RECORDS SUPPLIED START

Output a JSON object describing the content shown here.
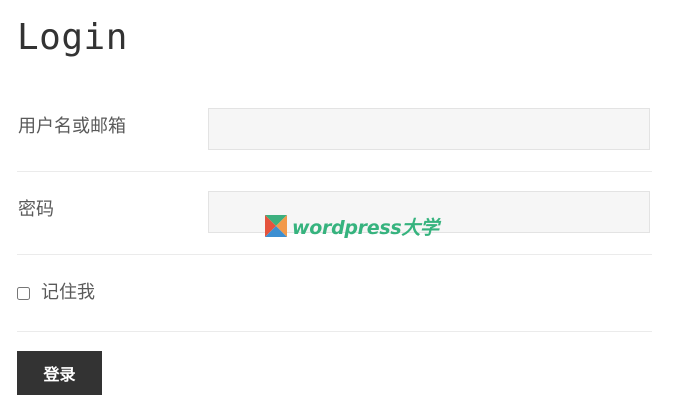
{
  "page": {
    "title": "Login"
  },
  "form": {
    "username_label": "用户名或邮箱",
    "username_value": "",
    "password_label": "密码",
    "password_value": "",
    "remember_label": "记住我",
    "remember_checked": false,
    "submit_label": "登录"
  },
  "watermark": {
    "text": "wordpress大学",
    "logo_icon": "wordpress-daxue-logo-icon",
    "colors": {
      "text": "#36b37e",
      "logo_green": "#3db07f",
      "logo_blue": "#3d8fd1",
      "logo_orange": "#f2994a",
      "logo_red": "#e5533d"
    }
  },
  "colors": {
    "button_bg": "#333333",
    "field_bg": "#f6f6f6",
    "divider": "#ebebeb"
  }
}
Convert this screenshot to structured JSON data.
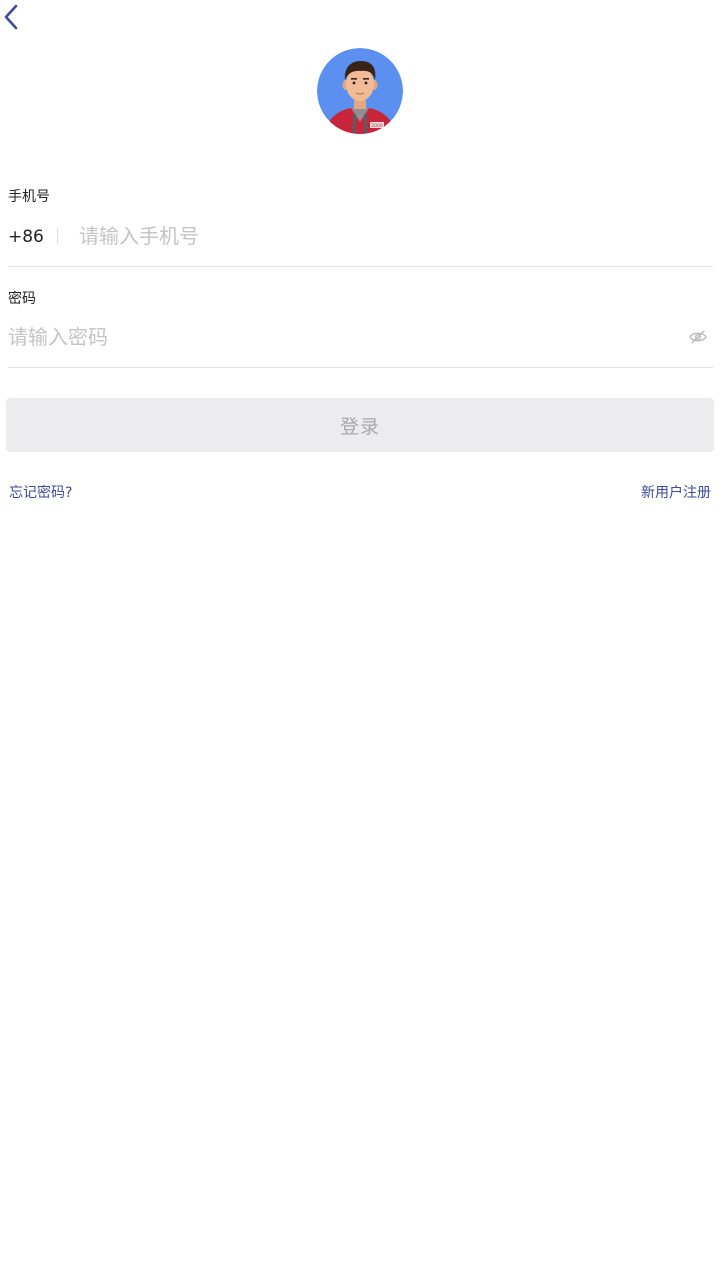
{
  "header": {
    "back_icon": "chevron-left-icon",
    "accent_color": "#3d4a9e"
  },
  "avatar": {
    "icon": "user-avatar-illustration",
    "background_color": "#5b8ff0",
    "badge_text": "2000"
  },
  "phone": {
    "label": "手机号",
    "country_code": "+86",
    "placeholder": "请输入手机号",
    "value": ""
  },
  "password": {
    "label": "密码",
    "placeholder": "请输入密码",
    "value": "",
    "toggle_icon": "eye-hidden-icon"
  },
  "login": {
    "label": "登录",
    "background_color": "#ececef",
    "text_color": "#a8a8ac"
  },
  "links": {
    "forgot_password": "忘记密码?",
    "register": "新用户注册",
    "color": "#3d4a9e"
  }
}
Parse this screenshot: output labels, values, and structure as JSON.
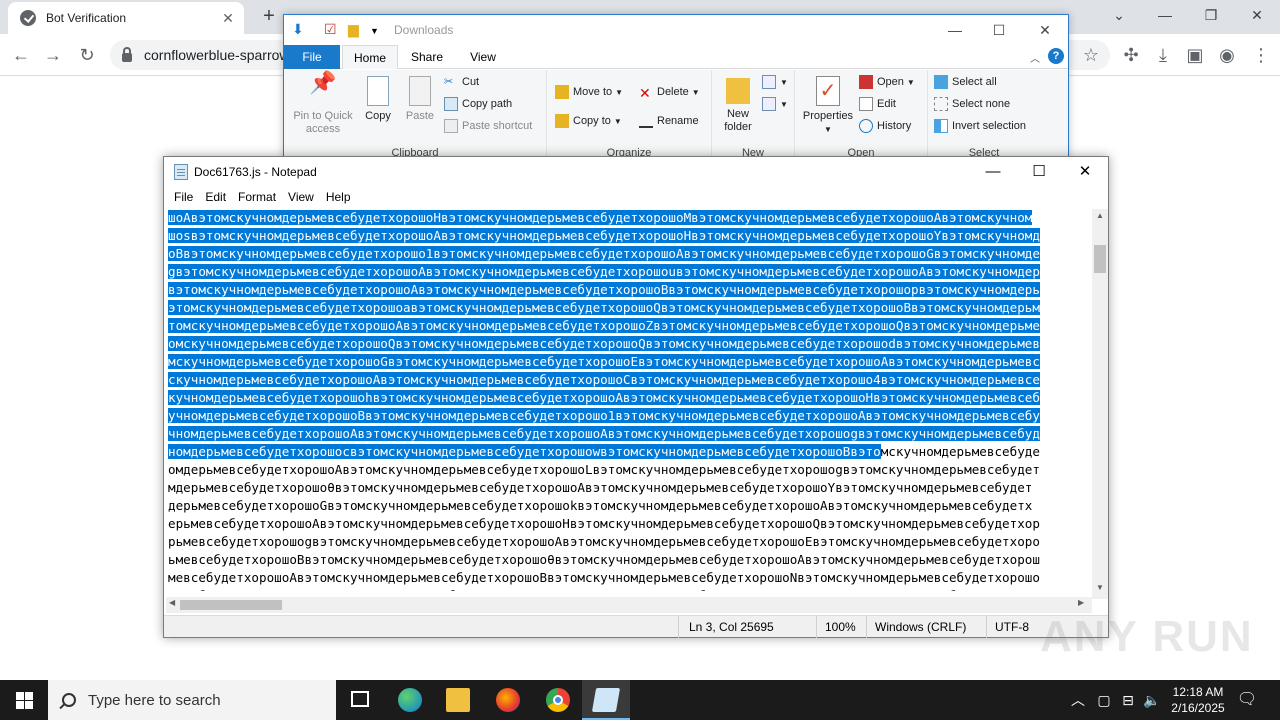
{
  "browser": {
    "tab_title": "Bot Verification",
    "tab_close": "✕",
    "new_tab": "+",
    "url": "cornflowerblue-sparrow",
    "back": "←",
    "forward": "→",
    "reload": "↻",
    "window_controls": {
      "dropdown": "⌄",
      "minimize": "—",
      "restore": "❐",
      "close": "✕"
    }
  },
  "explorer": {
    "window_title": "Downloads",
    "tabs": {
      "file": "File",
      "home": "Home",
      "share": "Share",
      "view": "View"
    },
    "clipboard": {
      "pin": "Pin to Quick access",
      "copy": "Copy",
      "paste": "Paste",
      "cut": "Cut",
      "copy_path": "Copy path",
      "paste_shortcut": "Paste shortcut",
      "label": "Clipboard"
    },
    "organize": {
      "move_to": "Move to",
      "copy_to": "Copy to",
      "delete": "Delete",
      "rename": "Rename",
      "label": "Organize"
    },
    "new": {
      "new_folder": "New folder",
      "label": "New"
    },
    "open": {
      "properties": "Properties",
      "open": "Open",
      "edit": "Edit",
      "history": "History",
      "label": "Open"
    },
    "select": {
      "select_all": "Select all",
      "select_none": "Select none",
      "invert": "Invert selection",
      "label": "Select"
    }
  },
  "notepad": {
    "title": "Doc61763.js - Notepad",
    "menu": {
      "file": "File",
      "edit": "Edit",
      "format": "Format",
      "view": "View",
      "help": "Help"
    },
    "selected_lines": [
      "шоАвэтомскучномдерьмевсебудетхорошоНвэтомскучномдерьмевсебудетхорошоМвэтомскучномдерьмевсебудетхорошоАвэтомскучном",
      "шоsвэтомскучномдерьмевсебудетхорошоАвэтомскучномдерьмевсебудетхорошоНвэтомскучномдерьмевсебудетхорошоYвэтомскучномд",
      "оВвэтомскучномдерьмевсебудетхорошо1вэтомскучномдерьмевсебудетхорошоАвэтомскучномдерьмевсебудетхорошоGвэтомскучномде",
      "gвэтомскучномдерьмевсебудетхорошоАвэтомскучномдерьмевсебудетхорошоuвэтомскучномдерьмевсебудетхорошоАвэтомскучномдер",
      "вэтомскучномдерьмевсебудетхорошоАвэтомскучномдерьмевсебудетхорошоВвэтомскучномдерьмевсебудетхорошоpвэтомскучномдерь",
      "этомскучномдерьмевсебудетхорошоaвэтомскучномдерьмевсебудетхорошоQвэтомскучномдерьмевсебудетхорошоВвэтомскучномдерьм",
      "томскучномдерьмевсебудетхорошоАвэтомскучномдерьмевсебудетхорошоZвэтомскучномдерьмевсебудетхорошоQвэтомскучномдерьме",
      "омскучномдерьмевсебудетхорошоQвэтомскучномдерьмевсебудетхорошоQвэтомскучномдерьмевсебудетхорошоdвэтомскучномдерьмев",
      "мскучномдерьмевсебудетхорошоGвэтомскучномдерьмевсебудетхорошоEвэтомскучномдерьмевсебудетхорошоАвэтомскучномдерьмевс",
      "скучномдерьмевсебудетхорошоАвэтомскучномдерьмевсебудетхорошоCвэтомскучномдерьмевсебудетхорошо4вэтомскучномдерьмевсе",
      "кучномдерьмевсебудетхорошоhвэтомскучномдерьмевсебудетхорошоАвэтомскучномдерьмевсебудетхорошоНвэтомскучномдерьмевсеб",
      "учномдерьмевсебудетхорошоВвэтомскучномдерьмевсебудетхорошо1вэтомскучномдерьмевсебудетхорошоАвэтомскучномдерьмевсебу",
      "чномдерьмевсебудетхорошоАвэтомскучномдерьмевсебудетхорошоАвэтомскучномдерьмевсебудетхорошоgвэтомскучномдерьмевсебуд"
    ],
    "partial_line_selected": "номдерьмевсебудетхорошоcвэтомскучномдерьмевсебудетхорошоwвэтомскучномдерьмевсебудетхорошоВвэто",
    "partial_line_rest": "мскучномдерьмевсебуде",
    "unselected_lines": [
      "омдерьмевсебудетхорошоАвэтомскучномдерьмевсебудетхорошоLвэтомскучномдерьмевсебудетхорошоgвэтомскучномдерьмевсебудет",
      "мдерьмевсебудетхорошоθвэтомскучномдерьмевсебудетхорошоАвэтомскучномдерьмевсебудетхорошоYвэтомскучномдерьмевсебудет",
      "дерьмевсебудетхорошоGвэтомскучномдерьмевсебудетхорошоkвэтомскучномдерьмевсебудетхорошоАвэтомскучномдерьмевсебудетх",
      "ерьмевсебудетхорошоАвэтомскучномдерьмевсебудетхорошоНвэтомскучномдерьмевсебудетхорошоQвэтомскучномдерьмевсебудетхор",
      "рьмевсебудетхорошоgвэтомскучномдерьмевсебудетхорошоАвэтомскучномдерьмевсебудетхорошоEвэтомскучномдерьмевсебудетхоро",
      "ьмевсебудетхорошоВвэтомскучномдерьмевсебудетхорошоθвэтомскучномдерьмевсебудетхорошоАвэтомскучномдерьмевсебудетхорош",
      "мевсебудетхорошоАвэтомскучномдерьмевсебудетхорошоВвэтомскучномдерьмевсебудетхорошоNвэтомскучномдерьмевсебудетхорошо",
      "евсебудетхорошоaвэтомскучномдерьмевсебудетхорошоQвэтомскучномдерьмевсебудетхорошоВвэтомскучномдерьмевсебудетхорошоx"
    ],
    "status": {
      "position": "Ln 3, Col 25695",
      "zoom": "100%",
      "line_ending": "Windows (CRLF)",
      "encoding": "UTF-8"
    },
    "controls": {
      "minimize": "—",
      "maximize": "☐",
      "close": "✕"
    }
  },
  "watermark": "ANY RUN",
  "taskbar": {
    "search_placeholder": "Type here to search",
    "time": "12:18 AM",
    "date": "2/16/2025"
  },
  "colors": {
    "selection": "#0078d7",
    "explorer_file_tab": "#1979ca",
    "taskbar": "#1b1b1b"
  }
}
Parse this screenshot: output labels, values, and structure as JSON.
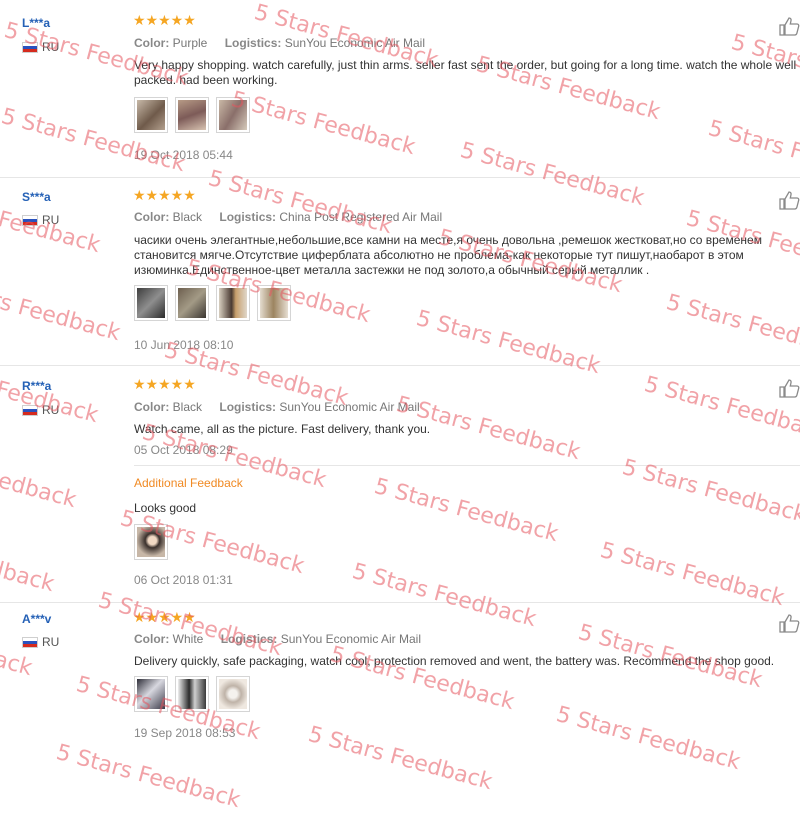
{
  "reviews": [
    {
      "user": "L***a",
      "country": "RU",
      "rating_stars": 5,
      "stars": "★★★★★",
      "color_label": "Color:",
      "color": "Purple",
      "logistics_label": "Logistics:",
      "logistics": "SunYou Economic Air Mail",
      "text": "Very happy shopping. watch carefully, just thin arms. seller fast sent the order, but going for a long time. watch the whole well packed. had been working.",
      "photo_count": 3,
      "date": "19 Oct 2018 05:44"
    },
    {
      "user": "S***a",
      "country": "RU",
      "rating_stars": 5,
      "stars": "★★★★★",
      "color_label": "Color:",
      "color": "Black",
      "logistics_label": "Logistics:",
      "logistics": "China Post Registered Air Mail",
      "text": "часики очень элегантные,небольшие,все камни на месте,я очень довольна ,ремешок жестковат,но со временем становится мягче.Отсутствие циферблата абсолютно не проблема-как некоторые тут пишут,наобарот в этом изюминка.Единственное-цвет металла застежки не под золото,а обычный серый металлик .",
      "photo_count": 4,
      "date": "10 Jun 2018 08:10"
    },
    {
      "user": "R***a",
      "country": "RU",
      "rating_stars": 5,
      "stars": "★★★★★",
      "color_label": "Color:",
      "color": "Black",
      "logistics_label": "Logistics:",
      "logistics": "SunYou Economic Air Mail",
      "text": "Watch came, all as the picture. Fast delivery, thank you.",
      "date": "05 Oct 2018 08:29",
      "additional": {
        "label": "Additional Feedback",
        "text": "Looks good",
        "photo_count": 1,
        "date": "06 Oct 2018 01:31"
      }
    },
    {
      "user": "A***v",
      "country": "RU",
      "rating_stars": 5,
      "stars": "★★★★★",
      "color_label": "Color:",
      "color": "White",
      "logistics_label": "Logistics:",
      "logistics": "SunYou Economic Air Mail",
      "text": "Delivery quickly, safe packaging, watch cool, protection removed and went, the battery was. Recommend the shop good.",
      "photo_count": 3,
      "date": "19 Sep 2018 08:53"
    }
  ],
  "watermark": "5 Stars Feedback",
  "colors": {
    "star": "#f5a623",
    "username": "#2561b6",
    "additional_label": "#f08a24",
    "watermark": "#e6555f"
  },
  "icons": {
    "like": "thumbs-up-icon",
    "flag": "russia-flag-icon"
  }
}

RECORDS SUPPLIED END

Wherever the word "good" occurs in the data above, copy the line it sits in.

        "text": "Looks good",
      "text": "Delivery quickly, safe packaging, watch cool, protection removed and went, the battery was. Recommend the shop good.",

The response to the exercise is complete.